Speech of General Marcus J. Wright.As a representative of our gallant comrades of the West, General Wright was warmly greeted, and made the following appropriate response:
As a member of the Army of Tennessee, which I believe has not heretofore had a representative at any of your reunions, I thank you sincerely for the toast just proposed. It gives me great pleasure to meet on this occasion the comrades and friends of Lee and Jackson — honored alike by the survivors of the Army of Northern Virginia and of the Army of Tennessee--names destined to live for all time to come. It is pleasant to me, as a representative of the Army of Tennessee, to tell you how sincerely the survivors of that army cherish and revere the names and memories of their great commanders. They feel a just pride that on the historic field of Shiloh they were led by that great commander Albert Sidney Johnston, a man “whose life was one long sacrifice to conscience, and even that life on a woeful Sabbath did he yield as a holocaust at his country's need.” They point with pride to the heroic Bishop--General Leonidas Polk, who, as citizen, clergyman, general, was “without fear and without reproach.” They remember the devotion of the brave, patriotic and indefatigable General Braxton Bragg. All of these now “sleep the sleep that knows no wakening.” “They rest in honor — mourned by a bereaved people, having in life been true to themselves, their people and their God.”The pennon droops that led the sacred bandThe survivors of the Army of Tennessee remember with admiration and devotion that brave, chivalrous and splendid soldier, who so often led and inspired them in battle--General G. T. Beauregard. But there was yet another commander of the Army of Tennessee, not unknown to the Army of Northern Virginia, a native of the Old Dominion — a soldier of national fame — a general whose name inspired the greatest confidence and enthusiasm in that army — a man whom we all delight to honor--General Joseph E. Johnston. It is a beautiful exemplification of the better side of human nature, that after the fierce contests of battle are ended the contending survivors are willing to do justice to their opponents, and to give each other due credit for their gallantry; nor is it less to be commended that though armies may be unsuccessful, the survivors no less admire the heroism and skill of the great men who led them — both living and dead — and that this admiration is not confined
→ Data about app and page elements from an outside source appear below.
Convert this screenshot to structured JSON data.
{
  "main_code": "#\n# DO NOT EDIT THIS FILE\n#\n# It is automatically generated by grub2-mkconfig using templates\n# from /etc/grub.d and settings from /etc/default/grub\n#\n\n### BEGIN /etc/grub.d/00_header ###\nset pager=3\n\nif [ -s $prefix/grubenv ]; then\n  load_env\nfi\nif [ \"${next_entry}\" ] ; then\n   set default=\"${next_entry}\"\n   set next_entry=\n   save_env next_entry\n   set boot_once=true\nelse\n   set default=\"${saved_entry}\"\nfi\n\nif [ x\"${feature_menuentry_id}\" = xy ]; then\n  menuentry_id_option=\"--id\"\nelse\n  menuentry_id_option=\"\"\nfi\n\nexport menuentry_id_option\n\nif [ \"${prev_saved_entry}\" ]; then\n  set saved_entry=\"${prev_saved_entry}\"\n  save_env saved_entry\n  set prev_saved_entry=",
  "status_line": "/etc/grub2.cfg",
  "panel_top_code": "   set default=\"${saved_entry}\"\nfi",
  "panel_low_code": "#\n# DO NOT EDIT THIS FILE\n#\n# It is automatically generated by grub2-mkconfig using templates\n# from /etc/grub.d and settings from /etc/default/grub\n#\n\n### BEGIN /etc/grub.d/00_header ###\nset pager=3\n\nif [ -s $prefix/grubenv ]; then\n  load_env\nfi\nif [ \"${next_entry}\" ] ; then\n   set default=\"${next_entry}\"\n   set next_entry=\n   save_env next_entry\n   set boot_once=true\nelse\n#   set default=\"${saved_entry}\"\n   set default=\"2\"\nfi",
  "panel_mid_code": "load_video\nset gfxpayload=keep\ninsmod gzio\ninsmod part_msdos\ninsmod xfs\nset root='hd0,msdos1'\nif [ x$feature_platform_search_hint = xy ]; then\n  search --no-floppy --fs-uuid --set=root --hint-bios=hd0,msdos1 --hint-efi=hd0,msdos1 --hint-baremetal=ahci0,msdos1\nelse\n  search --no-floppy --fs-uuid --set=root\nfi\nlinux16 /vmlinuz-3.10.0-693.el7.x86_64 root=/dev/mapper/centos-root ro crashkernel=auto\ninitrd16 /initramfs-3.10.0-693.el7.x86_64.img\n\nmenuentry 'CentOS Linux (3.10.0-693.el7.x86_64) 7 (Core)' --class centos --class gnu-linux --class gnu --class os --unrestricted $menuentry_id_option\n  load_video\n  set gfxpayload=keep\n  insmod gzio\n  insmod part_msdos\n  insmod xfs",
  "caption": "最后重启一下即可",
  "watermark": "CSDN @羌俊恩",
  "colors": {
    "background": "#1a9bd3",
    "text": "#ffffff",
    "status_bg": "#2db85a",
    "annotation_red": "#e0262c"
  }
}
Along the crimson field;
The meteor-blade sinks from the nerveless hand
Over the spotless shield.